  8. ^ "RDI to Broadcast Live from the Toronto Stock Exchange," Canada NewsWire, 29 May 2001, p. 1; "Caisse de dépôt et placement du Québec-Merrill Lynch Economic and Financial Journalism Awards of Excellence - Candidate submissions are open," Canada NewsWire, 15 October 2009, 12:27.
  9. ^ "Claude Beauchamp, un pionnier du journalisme économique", Les Affaires et la vie, Radio-Canada, accessed 4 September 2011.
  10. ^ Kevin Dougherty, "A NEW SALES TEAM FOR QUEBEC: Business leaders stand on guard for federalism," Financial Post, 6 September 1991, p. 5.
  11. ^ Allan Swift, "Top businessman leads blue-chip charge to defend federalism," Montreal Gazette, 9 September 1991, p. 6; "Independence too great a risk business group claims," Ottawa Citizen, 27 September 1991, p. 2.

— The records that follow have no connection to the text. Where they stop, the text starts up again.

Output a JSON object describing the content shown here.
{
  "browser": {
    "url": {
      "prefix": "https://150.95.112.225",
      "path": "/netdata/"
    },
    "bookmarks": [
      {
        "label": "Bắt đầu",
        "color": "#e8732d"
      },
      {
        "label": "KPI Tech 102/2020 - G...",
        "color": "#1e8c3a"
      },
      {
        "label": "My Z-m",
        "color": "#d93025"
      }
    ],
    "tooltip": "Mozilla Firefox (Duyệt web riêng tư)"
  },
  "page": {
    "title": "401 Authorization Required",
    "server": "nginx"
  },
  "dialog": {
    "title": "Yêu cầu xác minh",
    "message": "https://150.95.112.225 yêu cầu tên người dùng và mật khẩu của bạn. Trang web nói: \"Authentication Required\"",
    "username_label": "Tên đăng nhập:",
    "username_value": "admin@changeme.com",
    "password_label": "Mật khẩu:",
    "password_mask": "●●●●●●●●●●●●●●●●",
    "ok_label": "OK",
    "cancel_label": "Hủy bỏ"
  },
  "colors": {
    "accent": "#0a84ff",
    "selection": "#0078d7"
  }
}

  12. ^ John Geddes, "Business leaders call for new economic council," Financial Post, 10 December 1991, p. 3.
  13. ^ Hubert Bauch, "Less is more; With `too much baggage on the constitutional bus the wheels will fall off'," Montreal Gazette, 8 February 1992, p. 5; Claude Beauchamp, "Growing signs of a ceasefire on the unity front" [editorial], Globe and Mail, 13 February 1992, p. 19; "Quebec business backs unity plan," Toronto Star, 3 March 1992, p. 1; Alan Hustak, "Unity talks will find solution federalist business leaders say," Montreal Gazette, 31 May 1992, p. 7.

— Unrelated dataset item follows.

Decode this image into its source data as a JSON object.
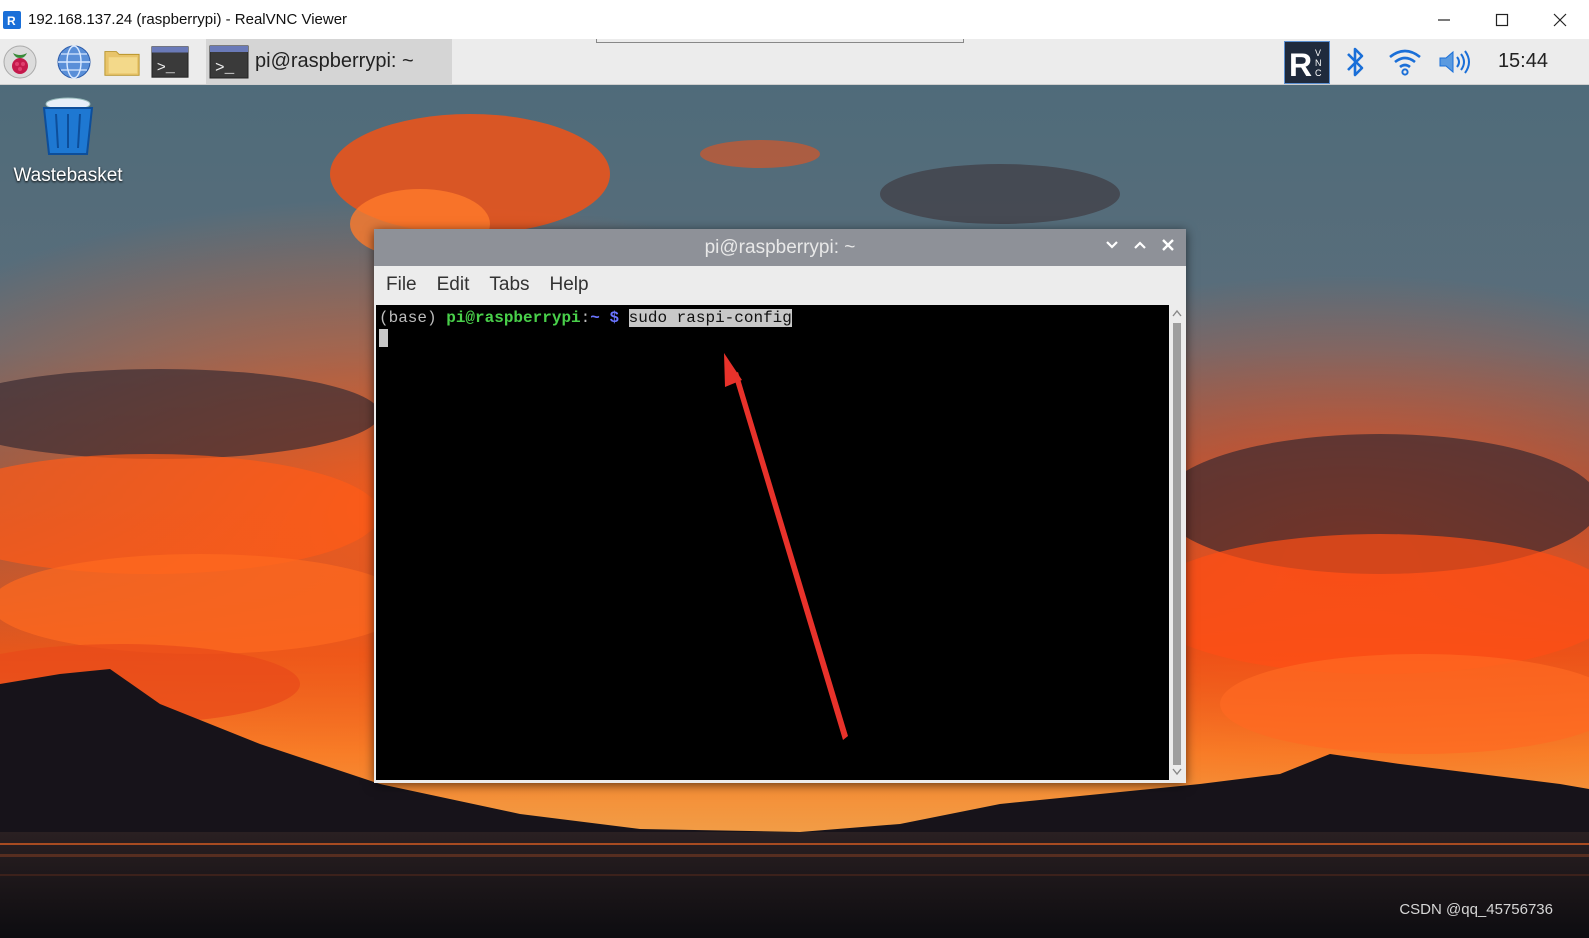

  14. ^ Kevin Dougherty, "How about an unequal but equal Senate?", Financial Post, 3 June 1992, p. 6; "Executives offer Senate option," Toronto Star, 3 June 1992, p. 14.
  15. ^ Kevin Dougherty, "LIBERAL YOUTH REJECT UNITY DEAL: But Quebec business group wants pact ratified by yearend," Financial Post, 27 August 1992, p. 3; "Businessman favoring Yes to address," Montreal Gazette, 17 September 1992, p. 5; Kevin Dougherty, "OUI OU NON: how Quebec business leaders plan to vote," Financial Post, 25 September 1992, p. 4.

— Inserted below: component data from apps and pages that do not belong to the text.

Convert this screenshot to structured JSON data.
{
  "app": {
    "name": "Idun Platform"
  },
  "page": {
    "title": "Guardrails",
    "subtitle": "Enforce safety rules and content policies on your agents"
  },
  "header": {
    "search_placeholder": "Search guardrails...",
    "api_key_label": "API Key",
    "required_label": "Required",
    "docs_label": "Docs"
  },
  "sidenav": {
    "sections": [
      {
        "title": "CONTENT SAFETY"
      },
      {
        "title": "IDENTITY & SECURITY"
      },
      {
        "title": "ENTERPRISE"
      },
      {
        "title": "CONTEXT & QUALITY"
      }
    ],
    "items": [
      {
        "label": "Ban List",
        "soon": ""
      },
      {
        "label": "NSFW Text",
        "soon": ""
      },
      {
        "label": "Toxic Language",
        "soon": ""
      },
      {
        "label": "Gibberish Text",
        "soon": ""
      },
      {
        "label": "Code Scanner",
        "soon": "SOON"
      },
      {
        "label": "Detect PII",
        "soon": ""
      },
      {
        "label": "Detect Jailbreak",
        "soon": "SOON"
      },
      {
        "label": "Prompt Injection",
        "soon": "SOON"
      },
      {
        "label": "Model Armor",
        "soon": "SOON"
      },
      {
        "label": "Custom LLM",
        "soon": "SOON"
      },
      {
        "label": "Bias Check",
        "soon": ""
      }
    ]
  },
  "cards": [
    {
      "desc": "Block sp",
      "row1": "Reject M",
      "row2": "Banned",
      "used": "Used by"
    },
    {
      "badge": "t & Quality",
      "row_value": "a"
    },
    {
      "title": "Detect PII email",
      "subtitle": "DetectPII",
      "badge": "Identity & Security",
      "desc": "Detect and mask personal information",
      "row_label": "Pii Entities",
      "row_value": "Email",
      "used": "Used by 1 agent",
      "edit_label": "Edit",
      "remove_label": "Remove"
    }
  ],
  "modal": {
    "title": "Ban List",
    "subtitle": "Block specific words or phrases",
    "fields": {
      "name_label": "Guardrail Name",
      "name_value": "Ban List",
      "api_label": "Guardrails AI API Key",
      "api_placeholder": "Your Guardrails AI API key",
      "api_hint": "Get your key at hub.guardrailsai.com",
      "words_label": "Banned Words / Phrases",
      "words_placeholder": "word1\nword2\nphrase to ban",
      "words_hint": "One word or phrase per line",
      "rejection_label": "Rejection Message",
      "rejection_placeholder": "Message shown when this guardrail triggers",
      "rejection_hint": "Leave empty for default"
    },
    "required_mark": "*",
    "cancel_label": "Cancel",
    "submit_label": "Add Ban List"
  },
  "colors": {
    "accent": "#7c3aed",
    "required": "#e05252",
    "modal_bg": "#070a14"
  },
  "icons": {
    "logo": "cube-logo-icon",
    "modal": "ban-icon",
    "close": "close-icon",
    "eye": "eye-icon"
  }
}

  16. ^ Sandra Rubin, "`Quebec will lose jobs if No side wins'; Businessmen warn there's been a shutdown of investment here," Montreal Gazette, 13 October 1992, p. 12.
  17. ^ Barrie McKenna, "'Productive expenditures' sought," Globe and Mail, 31 October 1992, p. 6.
  18. ^ Ilana Schwartz, "Federalist urged to run for mayor," Montreal Gazette, 15 June 1992, p. 3.
  19. ^ Elizabeth Thompson, "It's official - Beauchamp to run for mayor; Federalist says business people don't trust Dore," Montreal Gazette, 30 November 1993, p. 3.
  20. ^ Elizabeth Thompson, "New municipal party comes out fighting; Poor city pays best salaries: Beauchamp," Montreal Gazette, 11 February 1994, p. 3; "Action Montreal gets party status," Montreal Gazette, 22 February 1994, p. 3; Elizabeth Thompson, "Turn over more municipal services to private firms: mayoral hopeful," Montreal Gazette, 4 March 1994, p. 3.
  21. ^ Elizabeth Thompson, "City councillor who quit MCM; joins ranks of Action Montreal," Montreal Gazette, 23 February 1994, p. 3; Elizabeth Thompson, "Beauchamp wins support from third councillor," Montreal Gazette, 17 March 1994, p. 4.
  22. ^ Richard Mackie, "Montreal mayor wants tax deal Dore prepares for election," Montreal Gazette, 23 March 1994, p. 3.
  23. ^ Michelle Lalonde, "Two parties unite to unseat Dore," Montreal Gazette, 6 April 1994, p. 1.
  24. ^ "L'ex-journaliste économique Claude Beauchamp n'est plus". (in French). Retrieved 2020-04-13.
  25. ^ Grammond, Stéphanie (2020-04-14). "Merci, monsieur Beauchamp". La Presse (in French). Retrieved 2020-04-14.